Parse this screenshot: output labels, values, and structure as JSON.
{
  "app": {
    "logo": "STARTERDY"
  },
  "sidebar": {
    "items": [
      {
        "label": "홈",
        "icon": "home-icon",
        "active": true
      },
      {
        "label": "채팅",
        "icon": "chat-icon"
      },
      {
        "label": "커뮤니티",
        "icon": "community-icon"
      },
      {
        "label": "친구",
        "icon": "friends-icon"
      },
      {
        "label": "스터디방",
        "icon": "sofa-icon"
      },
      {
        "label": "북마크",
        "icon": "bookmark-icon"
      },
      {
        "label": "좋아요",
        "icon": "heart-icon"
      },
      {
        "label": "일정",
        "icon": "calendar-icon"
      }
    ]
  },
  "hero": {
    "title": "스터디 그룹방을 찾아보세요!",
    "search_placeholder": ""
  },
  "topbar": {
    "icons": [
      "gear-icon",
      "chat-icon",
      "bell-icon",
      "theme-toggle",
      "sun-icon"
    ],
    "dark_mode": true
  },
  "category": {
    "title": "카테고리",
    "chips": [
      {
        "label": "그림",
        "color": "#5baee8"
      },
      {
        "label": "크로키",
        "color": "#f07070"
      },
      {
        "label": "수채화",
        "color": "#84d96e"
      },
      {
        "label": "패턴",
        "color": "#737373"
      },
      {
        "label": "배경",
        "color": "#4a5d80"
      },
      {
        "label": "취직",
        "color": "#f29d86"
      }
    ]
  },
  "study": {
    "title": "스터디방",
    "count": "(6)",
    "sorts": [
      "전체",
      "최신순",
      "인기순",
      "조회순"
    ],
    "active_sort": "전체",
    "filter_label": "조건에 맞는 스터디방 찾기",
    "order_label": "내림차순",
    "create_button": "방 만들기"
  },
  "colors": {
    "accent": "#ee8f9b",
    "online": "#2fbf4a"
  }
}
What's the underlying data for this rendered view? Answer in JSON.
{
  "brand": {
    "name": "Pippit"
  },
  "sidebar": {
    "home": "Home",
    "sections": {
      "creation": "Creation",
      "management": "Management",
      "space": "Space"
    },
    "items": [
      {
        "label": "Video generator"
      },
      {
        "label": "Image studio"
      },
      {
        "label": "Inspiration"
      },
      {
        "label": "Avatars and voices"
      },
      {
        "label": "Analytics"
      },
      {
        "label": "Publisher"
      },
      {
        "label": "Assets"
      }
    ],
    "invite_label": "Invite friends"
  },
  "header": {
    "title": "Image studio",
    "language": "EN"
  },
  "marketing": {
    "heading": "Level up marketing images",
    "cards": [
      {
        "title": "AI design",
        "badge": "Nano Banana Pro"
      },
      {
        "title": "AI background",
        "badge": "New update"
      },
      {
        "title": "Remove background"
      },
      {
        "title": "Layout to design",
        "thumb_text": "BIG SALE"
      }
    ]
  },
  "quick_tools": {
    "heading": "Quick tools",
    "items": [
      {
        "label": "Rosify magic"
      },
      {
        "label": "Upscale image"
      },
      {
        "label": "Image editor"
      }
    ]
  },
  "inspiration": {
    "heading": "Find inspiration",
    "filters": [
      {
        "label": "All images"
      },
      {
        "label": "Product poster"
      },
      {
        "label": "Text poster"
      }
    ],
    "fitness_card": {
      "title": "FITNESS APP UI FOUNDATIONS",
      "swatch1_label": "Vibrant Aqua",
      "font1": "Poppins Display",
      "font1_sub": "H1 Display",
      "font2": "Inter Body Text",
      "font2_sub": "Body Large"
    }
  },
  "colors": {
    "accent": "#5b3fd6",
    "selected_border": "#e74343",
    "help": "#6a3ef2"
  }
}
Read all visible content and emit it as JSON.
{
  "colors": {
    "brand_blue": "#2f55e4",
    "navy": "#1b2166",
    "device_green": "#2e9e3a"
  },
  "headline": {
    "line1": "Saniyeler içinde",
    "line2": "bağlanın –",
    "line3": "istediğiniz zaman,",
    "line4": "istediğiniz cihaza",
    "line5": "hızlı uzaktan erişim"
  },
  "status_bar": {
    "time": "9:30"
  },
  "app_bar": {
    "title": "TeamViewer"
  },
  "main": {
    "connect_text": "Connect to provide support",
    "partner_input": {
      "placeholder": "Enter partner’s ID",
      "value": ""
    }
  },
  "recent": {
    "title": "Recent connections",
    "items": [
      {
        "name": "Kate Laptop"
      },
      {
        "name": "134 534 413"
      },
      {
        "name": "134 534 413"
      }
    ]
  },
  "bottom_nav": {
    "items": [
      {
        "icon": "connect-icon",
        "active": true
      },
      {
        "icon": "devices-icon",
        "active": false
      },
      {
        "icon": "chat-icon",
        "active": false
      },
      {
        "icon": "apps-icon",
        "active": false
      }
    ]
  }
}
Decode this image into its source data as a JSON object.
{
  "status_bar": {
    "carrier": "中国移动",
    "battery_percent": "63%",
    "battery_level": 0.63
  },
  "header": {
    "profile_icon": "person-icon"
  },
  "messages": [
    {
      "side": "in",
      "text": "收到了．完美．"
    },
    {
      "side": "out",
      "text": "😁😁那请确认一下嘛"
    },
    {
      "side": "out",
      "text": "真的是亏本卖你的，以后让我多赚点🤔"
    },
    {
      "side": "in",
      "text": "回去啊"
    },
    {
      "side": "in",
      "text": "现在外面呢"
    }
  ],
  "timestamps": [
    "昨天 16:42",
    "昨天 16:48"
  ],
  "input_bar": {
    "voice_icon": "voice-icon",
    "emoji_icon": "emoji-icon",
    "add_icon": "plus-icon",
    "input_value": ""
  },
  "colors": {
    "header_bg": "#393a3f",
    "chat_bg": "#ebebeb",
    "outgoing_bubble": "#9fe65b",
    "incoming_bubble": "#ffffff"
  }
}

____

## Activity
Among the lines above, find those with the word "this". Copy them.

## Final answer
Parse this screenshot: output labels, values, and structure as JSON.
What's the underlying data for this rendered view? Answer in JSON.
Decode this image into its source data as a JSON object.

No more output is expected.